#### [ASSIGNMENT]
Report each line of the data below in which "Elektrizität" appears.

[[ TASK DATA open ]]

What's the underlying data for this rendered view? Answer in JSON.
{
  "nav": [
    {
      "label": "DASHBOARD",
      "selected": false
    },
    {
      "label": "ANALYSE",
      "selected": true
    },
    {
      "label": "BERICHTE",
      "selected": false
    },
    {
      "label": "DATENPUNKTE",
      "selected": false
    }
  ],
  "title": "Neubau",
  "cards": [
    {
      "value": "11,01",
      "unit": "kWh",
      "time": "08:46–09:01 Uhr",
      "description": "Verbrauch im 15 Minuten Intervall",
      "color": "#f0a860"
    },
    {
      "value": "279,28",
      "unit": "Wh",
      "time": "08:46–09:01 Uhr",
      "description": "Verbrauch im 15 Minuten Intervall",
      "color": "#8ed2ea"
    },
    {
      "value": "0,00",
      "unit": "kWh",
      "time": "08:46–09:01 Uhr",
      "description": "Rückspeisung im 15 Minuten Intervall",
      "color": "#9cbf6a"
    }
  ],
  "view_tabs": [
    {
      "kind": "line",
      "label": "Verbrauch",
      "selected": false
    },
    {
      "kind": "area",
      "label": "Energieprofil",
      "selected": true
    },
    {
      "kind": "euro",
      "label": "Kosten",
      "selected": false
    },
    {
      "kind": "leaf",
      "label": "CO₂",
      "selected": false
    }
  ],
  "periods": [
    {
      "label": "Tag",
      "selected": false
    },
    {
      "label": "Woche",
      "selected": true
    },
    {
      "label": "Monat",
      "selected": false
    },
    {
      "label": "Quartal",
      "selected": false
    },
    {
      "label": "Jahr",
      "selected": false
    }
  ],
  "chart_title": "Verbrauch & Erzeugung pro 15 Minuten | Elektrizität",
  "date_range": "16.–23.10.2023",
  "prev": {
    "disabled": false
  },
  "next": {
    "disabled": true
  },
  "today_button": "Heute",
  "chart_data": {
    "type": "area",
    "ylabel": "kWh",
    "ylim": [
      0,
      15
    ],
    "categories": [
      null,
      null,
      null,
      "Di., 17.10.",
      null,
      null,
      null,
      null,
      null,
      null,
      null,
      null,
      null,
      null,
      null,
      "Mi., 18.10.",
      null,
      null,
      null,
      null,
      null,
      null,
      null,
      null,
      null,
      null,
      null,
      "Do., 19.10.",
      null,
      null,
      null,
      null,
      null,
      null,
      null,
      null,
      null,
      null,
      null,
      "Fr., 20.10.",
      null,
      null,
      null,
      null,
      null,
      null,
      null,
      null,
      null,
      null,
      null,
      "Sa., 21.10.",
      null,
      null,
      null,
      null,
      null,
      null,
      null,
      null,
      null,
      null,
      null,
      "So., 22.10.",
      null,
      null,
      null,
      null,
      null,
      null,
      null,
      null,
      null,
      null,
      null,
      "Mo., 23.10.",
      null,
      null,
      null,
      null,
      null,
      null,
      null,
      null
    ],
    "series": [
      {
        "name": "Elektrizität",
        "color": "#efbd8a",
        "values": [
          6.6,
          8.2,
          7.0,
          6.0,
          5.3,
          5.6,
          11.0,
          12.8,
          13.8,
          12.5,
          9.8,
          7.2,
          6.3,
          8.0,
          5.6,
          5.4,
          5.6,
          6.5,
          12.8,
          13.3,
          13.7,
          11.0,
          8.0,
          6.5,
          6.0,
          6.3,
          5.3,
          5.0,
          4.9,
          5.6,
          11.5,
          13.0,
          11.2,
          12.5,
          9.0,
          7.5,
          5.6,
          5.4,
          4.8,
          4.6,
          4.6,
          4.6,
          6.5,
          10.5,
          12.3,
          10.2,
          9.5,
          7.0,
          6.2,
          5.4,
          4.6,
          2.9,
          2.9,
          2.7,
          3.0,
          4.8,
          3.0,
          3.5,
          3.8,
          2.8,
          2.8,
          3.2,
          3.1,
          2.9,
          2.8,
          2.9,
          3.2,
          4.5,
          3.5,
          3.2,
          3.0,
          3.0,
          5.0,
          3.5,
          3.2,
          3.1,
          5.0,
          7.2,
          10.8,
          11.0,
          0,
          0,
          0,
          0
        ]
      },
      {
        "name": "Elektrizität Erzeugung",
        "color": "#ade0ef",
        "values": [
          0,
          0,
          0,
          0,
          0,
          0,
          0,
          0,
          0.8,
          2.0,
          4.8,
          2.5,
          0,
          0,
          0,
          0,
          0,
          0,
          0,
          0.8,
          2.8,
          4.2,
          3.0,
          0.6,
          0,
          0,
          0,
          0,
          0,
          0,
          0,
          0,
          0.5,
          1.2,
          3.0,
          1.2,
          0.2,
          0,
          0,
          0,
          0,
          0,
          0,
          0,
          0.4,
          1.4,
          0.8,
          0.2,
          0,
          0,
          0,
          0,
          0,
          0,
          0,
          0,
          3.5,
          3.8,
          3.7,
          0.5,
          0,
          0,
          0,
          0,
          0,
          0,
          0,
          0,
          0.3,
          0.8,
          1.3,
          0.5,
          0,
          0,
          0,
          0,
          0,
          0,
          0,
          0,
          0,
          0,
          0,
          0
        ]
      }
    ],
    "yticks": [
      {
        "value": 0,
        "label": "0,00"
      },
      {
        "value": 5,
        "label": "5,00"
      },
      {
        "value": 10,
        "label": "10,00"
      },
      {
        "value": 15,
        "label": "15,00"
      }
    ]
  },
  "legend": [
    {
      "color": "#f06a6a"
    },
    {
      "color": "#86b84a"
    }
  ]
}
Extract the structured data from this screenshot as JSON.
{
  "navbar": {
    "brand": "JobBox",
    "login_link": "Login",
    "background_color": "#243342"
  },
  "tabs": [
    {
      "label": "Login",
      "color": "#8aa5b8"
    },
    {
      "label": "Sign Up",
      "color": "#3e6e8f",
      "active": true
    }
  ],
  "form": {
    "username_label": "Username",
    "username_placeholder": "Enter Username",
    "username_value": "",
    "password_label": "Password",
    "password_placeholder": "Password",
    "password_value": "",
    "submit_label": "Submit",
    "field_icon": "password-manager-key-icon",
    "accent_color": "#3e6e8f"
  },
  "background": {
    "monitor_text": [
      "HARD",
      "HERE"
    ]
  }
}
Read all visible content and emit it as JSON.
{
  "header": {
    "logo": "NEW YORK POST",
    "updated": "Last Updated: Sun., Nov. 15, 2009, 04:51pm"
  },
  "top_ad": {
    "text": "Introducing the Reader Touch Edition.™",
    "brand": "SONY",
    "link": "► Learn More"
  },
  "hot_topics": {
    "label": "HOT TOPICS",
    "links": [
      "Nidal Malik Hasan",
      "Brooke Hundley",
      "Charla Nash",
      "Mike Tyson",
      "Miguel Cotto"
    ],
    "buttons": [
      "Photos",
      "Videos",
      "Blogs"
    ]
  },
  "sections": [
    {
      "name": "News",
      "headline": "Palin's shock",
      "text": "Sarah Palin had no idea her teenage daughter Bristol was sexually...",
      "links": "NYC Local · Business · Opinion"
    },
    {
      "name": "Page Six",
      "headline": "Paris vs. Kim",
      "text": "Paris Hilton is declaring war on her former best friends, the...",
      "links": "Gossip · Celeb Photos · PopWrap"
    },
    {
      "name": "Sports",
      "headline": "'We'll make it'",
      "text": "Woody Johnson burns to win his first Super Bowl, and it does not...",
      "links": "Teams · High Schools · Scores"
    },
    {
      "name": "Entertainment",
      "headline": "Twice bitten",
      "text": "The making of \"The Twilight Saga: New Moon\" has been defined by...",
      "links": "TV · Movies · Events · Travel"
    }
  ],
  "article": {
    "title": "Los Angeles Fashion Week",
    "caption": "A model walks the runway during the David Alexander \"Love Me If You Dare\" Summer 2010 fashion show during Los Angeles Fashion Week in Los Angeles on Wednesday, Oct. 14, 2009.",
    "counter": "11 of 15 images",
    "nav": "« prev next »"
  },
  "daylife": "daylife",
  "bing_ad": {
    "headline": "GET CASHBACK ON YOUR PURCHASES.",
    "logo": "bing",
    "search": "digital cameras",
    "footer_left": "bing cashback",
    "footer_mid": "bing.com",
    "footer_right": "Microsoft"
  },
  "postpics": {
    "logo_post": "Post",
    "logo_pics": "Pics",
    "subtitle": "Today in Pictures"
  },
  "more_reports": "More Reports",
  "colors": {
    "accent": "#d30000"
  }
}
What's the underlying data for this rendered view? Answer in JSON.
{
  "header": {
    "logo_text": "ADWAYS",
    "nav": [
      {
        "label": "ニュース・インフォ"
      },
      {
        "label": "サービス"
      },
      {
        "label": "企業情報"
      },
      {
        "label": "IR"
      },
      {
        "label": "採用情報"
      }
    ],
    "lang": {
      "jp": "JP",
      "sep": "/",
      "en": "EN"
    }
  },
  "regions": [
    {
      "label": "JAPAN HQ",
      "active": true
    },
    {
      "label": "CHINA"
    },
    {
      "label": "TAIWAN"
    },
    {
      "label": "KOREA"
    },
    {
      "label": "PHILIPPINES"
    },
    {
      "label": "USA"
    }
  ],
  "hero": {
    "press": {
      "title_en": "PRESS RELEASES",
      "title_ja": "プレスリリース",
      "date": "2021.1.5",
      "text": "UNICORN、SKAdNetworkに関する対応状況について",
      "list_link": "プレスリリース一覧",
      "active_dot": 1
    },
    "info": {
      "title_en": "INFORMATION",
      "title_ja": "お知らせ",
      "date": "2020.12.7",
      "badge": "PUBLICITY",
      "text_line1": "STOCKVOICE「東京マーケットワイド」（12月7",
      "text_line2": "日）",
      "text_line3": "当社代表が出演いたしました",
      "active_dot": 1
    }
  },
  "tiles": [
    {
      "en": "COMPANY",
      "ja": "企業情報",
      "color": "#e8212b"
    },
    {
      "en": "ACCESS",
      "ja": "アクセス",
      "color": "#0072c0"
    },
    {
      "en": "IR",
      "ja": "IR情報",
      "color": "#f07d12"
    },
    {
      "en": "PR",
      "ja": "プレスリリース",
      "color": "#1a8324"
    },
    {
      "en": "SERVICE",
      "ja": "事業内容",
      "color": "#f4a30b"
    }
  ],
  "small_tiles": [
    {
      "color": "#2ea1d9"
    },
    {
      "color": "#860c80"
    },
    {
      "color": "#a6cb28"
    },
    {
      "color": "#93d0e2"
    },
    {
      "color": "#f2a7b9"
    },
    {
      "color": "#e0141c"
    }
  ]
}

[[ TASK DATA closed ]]

#### [RESULT]
  "chart_title": "Verbrauch & Erzeugung pro 15 Minuten | Elektrizität",
        "name": "Elektrizität",
        "name": "Elektrizität Erzeugung",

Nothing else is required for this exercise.